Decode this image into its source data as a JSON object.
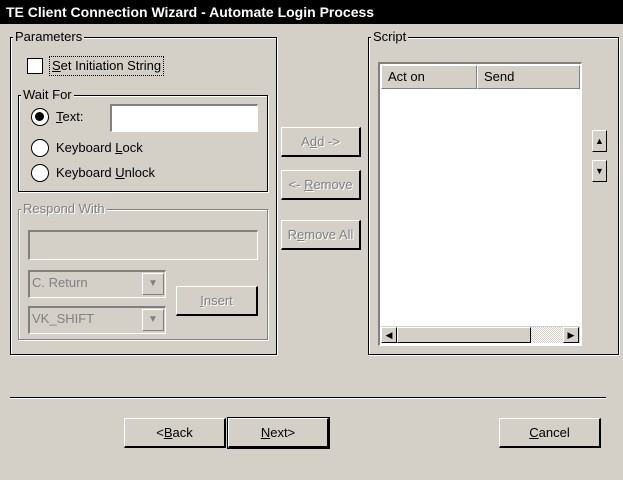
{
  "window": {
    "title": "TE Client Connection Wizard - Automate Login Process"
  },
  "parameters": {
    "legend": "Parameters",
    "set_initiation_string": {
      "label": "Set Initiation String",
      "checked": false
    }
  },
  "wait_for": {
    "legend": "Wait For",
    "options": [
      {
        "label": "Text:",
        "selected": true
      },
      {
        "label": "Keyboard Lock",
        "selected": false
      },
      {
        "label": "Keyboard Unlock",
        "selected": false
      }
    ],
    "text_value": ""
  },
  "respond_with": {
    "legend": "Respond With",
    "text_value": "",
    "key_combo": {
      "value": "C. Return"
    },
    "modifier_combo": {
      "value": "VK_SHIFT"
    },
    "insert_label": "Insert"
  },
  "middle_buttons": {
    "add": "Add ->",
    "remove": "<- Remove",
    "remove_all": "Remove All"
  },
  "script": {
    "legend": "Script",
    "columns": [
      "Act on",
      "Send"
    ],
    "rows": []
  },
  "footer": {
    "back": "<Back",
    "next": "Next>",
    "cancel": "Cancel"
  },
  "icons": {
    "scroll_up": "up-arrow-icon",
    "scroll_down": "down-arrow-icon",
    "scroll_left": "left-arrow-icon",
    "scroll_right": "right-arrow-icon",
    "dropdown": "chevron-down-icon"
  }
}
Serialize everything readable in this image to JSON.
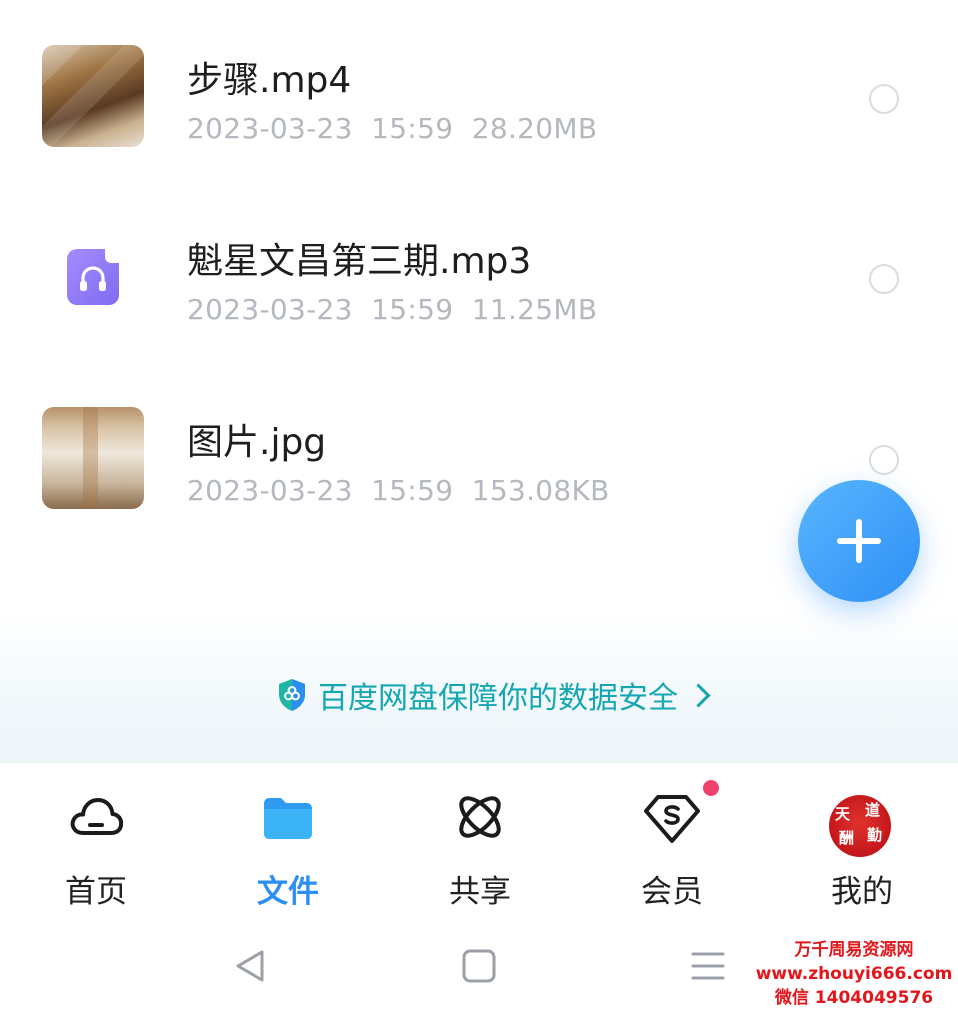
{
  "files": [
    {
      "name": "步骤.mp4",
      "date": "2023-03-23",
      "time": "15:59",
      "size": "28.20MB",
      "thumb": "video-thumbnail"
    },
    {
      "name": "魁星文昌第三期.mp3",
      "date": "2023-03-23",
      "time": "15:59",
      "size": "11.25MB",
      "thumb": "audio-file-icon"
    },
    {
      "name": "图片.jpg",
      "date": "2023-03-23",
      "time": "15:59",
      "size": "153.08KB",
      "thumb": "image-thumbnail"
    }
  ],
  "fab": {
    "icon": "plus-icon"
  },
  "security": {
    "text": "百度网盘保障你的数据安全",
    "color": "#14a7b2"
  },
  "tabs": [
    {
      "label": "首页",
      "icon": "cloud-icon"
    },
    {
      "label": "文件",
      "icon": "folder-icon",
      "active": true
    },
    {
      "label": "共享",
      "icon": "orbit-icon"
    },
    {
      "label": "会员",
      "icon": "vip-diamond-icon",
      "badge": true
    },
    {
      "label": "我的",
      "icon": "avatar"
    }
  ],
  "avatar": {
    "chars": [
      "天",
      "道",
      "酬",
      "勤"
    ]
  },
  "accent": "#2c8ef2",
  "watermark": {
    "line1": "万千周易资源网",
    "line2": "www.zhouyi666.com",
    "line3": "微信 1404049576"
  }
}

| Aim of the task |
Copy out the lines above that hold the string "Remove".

| Solution to the exercise |
    "remove": "<- Remove",
    "remove_all": "Remove All"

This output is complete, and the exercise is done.